A press release written for announcing the launch of Satie North America’s Proclip and Prolight modular electrical panel frame and wire management system in North America. Click image or here to read entire press release.
After a long absence the hydraulic and pneumatic cylinder brand known as Ortman Fluid Power is back.
Their journey began in 1945 when World War II veterans Harold and Nelson Ortman returned home joining their older brother Alva, Carl Speichert and Carter Miller to form Ortman-Miller Machine Company, Inc. located in Hammond, Indiana.
At its inception, Ortman-Miller was a general machine shop making parts for other companies, but in 1948 they began building and selling cylinders for a wide variety of industries. Their first cylinder line was the round-body 101 Series. In 1955, they introduced three square-head, JIC interchangeable cylinder lines—TH, 4K and 4L Series. They expanded their NFPA pneumatic cylinder offering by introducing the 1A Series in 1971. Over the past several years, they’ve broadened their product line with the addition of the AS/ASH and QA Series.
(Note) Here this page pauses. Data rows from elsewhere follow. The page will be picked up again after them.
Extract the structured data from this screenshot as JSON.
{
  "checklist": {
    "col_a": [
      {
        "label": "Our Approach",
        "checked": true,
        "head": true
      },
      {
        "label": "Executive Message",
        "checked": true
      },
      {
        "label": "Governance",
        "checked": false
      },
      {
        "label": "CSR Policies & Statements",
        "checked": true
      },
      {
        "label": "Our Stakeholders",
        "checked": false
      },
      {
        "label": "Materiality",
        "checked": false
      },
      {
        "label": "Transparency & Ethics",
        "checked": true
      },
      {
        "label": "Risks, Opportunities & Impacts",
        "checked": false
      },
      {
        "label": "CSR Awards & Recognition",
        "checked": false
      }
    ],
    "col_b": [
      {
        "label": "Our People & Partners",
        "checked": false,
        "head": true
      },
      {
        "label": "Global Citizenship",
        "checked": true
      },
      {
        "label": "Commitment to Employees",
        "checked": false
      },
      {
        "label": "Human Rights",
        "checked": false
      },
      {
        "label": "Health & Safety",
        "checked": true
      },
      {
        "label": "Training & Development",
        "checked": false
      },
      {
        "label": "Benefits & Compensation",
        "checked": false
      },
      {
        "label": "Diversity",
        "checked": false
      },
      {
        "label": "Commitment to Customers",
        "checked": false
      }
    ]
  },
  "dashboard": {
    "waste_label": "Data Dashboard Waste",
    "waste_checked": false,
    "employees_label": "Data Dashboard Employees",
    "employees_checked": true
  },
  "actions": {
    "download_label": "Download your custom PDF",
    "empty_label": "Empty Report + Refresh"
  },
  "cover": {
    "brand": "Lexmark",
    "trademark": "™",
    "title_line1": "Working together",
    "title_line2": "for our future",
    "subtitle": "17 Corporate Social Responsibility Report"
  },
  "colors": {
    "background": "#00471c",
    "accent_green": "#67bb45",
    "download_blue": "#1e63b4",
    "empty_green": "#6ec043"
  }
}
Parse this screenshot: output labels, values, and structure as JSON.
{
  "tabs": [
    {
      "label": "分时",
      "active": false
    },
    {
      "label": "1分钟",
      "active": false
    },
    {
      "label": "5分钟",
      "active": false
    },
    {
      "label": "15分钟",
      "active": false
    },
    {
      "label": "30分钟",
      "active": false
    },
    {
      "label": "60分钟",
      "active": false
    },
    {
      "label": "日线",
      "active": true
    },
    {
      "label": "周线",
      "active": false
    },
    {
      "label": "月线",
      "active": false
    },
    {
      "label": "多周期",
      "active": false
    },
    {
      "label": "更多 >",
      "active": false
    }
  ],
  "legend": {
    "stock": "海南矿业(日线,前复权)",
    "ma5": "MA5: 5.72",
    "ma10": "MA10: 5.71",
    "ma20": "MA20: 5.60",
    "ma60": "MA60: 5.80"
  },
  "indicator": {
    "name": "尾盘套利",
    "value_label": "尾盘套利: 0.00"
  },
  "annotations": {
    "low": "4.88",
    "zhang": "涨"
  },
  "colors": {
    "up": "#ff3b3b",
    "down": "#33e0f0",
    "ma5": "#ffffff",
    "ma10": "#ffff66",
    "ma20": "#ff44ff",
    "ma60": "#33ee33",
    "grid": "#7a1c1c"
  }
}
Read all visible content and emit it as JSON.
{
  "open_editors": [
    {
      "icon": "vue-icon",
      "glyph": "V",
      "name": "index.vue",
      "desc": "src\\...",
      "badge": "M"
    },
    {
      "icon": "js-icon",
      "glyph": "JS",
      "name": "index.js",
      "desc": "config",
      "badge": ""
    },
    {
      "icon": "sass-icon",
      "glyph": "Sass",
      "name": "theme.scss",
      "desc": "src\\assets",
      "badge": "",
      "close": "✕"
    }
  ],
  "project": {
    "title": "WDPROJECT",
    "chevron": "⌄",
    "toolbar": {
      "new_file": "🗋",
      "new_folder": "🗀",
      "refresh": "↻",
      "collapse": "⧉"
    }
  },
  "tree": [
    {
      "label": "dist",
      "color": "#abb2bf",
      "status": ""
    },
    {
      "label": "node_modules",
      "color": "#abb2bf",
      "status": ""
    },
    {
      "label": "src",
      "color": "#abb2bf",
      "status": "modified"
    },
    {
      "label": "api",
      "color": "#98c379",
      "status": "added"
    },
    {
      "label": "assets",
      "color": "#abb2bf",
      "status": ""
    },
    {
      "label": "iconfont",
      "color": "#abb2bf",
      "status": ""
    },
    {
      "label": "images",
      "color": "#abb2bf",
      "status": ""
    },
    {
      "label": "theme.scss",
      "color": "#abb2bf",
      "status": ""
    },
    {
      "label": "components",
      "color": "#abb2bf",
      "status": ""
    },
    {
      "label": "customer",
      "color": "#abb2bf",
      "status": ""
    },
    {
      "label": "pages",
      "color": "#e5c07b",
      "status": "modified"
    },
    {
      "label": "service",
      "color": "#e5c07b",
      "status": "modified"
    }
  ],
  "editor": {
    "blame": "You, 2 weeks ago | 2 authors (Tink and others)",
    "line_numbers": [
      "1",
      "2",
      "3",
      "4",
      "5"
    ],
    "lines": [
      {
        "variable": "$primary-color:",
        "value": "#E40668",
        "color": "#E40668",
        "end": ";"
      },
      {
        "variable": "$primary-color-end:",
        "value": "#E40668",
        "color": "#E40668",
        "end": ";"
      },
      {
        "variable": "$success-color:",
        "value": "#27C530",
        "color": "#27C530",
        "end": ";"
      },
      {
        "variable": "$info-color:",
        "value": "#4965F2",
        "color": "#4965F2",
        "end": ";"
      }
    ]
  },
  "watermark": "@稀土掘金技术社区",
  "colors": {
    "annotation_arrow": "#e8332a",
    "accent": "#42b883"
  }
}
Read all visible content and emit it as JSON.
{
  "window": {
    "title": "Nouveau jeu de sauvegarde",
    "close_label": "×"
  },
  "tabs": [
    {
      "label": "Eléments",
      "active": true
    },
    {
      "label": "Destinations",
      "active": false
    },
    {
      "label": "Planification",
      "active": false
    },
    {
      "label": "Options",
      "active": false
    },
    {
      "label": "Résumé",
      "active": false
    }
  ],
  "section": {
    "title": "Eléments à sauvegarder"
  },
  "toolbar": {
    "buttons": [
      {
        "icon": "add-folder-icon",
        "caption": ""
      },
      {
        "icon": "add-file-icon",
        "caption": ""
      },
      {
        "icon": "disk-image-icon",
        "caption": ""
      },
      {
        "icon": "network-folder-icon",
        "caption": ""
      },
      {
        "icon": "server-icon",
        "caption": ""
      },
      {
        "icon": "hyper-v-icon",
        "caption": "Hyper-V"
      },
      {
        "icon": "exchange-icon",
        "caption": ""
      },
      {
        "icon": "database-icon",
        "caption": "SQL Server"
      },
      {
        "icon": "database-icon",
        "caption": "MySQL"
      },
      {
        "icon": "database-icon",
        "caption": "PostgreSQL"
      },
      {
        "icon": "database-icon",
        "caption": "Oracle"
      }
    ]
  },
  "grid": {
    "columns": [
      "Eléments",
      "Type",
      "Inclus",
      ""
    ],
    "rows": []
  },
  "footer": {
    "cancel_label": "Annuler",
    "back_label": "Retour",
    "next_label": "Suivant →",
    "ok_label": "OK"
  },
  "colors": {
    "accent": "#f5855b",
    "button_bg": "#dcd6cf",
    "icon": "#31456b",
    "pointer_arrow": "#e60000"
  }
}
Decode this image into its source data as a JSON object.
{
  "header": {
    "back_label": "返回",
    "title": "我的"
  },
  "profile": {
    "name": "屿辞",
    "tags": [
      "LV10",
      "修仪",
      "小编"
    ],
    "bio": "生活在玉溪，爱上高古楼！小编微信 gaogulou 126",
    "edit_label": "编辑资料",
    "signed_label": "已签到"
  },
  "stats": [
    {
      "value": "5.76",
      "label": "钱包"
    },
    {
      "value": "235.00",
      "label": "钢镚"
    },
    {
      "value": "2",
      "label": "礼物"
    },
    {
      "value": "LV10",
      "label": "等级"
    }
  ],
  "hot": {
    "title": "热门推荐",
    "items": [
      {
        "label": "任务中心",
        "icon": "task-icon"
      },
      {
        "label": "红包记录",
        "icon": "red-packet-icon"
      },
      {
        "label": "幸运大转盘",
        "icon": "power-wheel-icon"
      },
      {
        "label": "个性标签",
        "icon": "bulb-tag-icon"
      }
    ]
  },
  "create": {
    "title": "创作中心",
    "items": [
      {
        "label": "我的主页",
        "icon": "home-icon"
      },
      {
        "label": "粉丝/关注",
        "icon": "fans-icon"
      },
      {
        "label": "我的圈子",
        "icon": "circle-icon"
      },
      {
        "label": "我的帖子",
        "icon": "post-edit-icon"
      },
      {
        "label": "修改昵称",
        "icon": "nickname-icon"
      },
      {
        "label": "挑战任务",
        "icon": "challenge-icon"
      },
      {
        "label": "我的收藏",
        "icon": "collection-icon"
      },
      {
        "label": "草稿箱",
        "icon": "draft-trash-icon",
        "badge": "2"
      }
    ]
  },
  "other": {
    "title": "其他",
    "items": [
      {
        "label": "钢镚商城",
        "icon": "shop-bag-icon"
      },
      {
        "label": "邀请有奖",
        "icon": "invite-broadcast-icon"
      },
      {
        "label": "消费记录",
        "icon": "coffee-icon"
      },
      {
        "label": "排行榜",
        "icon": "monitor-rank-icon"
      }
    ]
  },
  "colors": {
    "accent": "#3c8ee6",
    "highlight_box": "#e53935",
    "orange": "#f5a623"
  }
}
Beyond their standard cylinder lines, they have 3 specialty products: the FA Series valve actuator cylinder, the 7R Series air/oil tank and the 7P Series air/oil booster. If their customers have applications that don’t fit standard product options, they can build custom cylinders.
In 1968, Garlock Industries purchased Ortman-Miller Machine Company and several founders left. The journey took a twist in 1976 when Colt Industries (now known as EnPro Industries) bought Garlock Industries and changed the company name to Ortman Fluid Power. It changed course again in 1997 when they left their Hammond facility, and moved in with Quincy Compressor in Quincy, Illinois. Then came the name change to Quincy Ortman Cylinders in 2004.
The 2010 purchase of Quincy Compressor by Atlas Copco North America LLC began to bring the journey full circle and it was completed in March of 2011 when the brand name became Ortman Fluid Power once again.
Now that’s staying power.
It used to be the only payment methods for businesses were cash or the company check. Then came along corporate credit cards. And, now the integration of the Internet with the Check Clearing for the 21st Century Act (Check 21 Act) has changed the way we all do business and opened a whole new world of invoicing and online payment possibilities.
For several years now we have been sending our clients invoices by email, and have been accepting credit cards through PayPal. While this has been greatly appreciated by our clients, they’ve asked for more options. So, we’re pleased to announce the addition of a new online invoice payment options — QuickBooks Payments (formerly known as Intuit Payment Network).
With the addition of this payment methods, our clients now have multiple options to choose from when paying their invoices:
- corporate or cashier’s checks through postal mail,
- credit cards through PayPal, or
- ACH or bank-to-merchant electronic payments through QuickBooks Payments.
All of the online payment methods are free of charge to our clients.
We will be adding links to our invoices — as they become available for our accounting system — that will let you select which online payment methods, if any, you’d like to use. In the meantime, if you are interested in using any of the online payment methods let us know and we’ll make the arrangements. If you have any questions or would like more information about our payment methods please contact us at info (at) mountainstreamgroup.com or call Jeff Klingberg at +1 847 453 8895 x701.
Updated: 09 June 2017